[Stored items from a collection]
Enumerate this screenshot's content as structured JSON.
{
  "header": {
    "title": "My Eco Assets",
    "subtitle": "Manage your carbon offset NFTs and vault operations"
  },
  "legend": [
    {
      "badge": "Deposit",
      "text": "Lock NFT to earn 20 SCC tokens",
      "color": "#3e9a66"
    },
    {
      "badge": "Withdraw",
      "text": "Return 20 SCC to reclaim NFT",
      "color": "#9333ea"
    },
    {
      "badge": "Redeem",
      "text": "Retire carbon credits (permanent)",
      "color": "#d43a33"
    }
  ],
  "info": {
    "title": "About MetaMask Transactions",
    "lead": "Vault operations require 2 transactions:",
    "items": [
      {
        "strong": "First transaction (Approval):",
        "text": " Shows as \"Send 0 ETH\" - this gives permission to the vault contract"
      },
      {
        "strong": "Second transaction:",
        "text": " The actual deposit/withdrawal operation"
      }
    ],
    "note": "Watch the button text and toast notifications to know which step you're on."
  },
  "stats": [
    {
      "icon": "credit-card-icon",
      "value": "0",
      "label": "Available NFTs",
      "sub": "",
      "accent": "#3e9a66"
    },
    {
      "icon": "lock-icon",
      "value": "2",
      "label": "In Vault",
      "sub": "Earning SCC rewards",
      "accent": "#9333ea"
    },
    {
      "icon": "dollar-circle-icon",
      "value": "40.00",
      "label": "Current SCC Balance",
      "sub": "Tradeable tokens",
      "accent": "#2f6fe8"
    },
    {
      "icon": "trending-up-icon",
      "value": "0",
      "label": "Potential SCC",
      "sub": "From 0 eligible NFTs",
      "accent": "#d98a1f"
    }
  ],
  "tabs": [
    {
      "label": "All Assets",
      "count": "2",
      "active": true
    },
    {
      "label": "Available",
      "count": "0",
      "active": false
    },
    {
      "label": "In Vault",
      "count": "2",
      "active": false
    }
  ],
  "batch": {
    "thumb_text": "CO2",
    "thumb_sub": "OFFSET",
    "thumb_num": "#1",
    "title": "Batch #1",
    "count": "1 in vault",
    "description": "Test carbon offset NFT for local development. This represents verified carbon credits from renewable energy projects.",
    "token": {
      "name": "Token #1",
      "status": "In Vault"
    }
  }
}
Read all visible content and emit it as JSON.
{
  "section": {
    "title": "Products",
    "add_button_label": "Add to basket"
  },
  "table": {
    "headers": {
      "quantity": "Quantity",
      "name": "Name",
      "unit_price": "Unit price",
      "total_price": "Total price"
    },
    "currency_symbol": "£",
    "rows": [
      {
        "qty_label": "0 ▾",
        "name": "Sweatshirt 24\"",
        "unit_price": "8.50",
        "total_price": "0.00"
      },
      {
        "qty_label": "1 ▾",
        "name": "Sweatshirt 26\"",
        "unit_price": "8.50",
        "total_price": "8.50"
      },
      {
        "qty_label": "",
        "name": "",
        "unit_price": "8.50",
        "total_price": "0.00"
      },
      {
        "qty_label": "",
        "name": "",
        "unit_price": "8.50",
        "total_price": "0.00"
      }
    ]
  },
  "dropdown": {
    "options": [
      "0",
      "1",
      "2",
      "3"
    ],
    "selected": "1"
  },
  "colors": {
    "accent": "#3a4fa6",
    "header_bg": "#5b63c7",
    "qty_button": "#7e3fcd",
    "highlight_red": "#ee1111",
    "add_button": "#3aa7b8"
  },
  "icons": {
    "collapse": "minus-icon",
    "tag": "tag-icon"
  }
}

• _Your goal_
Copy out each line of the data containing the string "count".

• _Exercise answer_
      "count": "2",
      "count": "0",
      "count": "2",
    "count": "1 in vault",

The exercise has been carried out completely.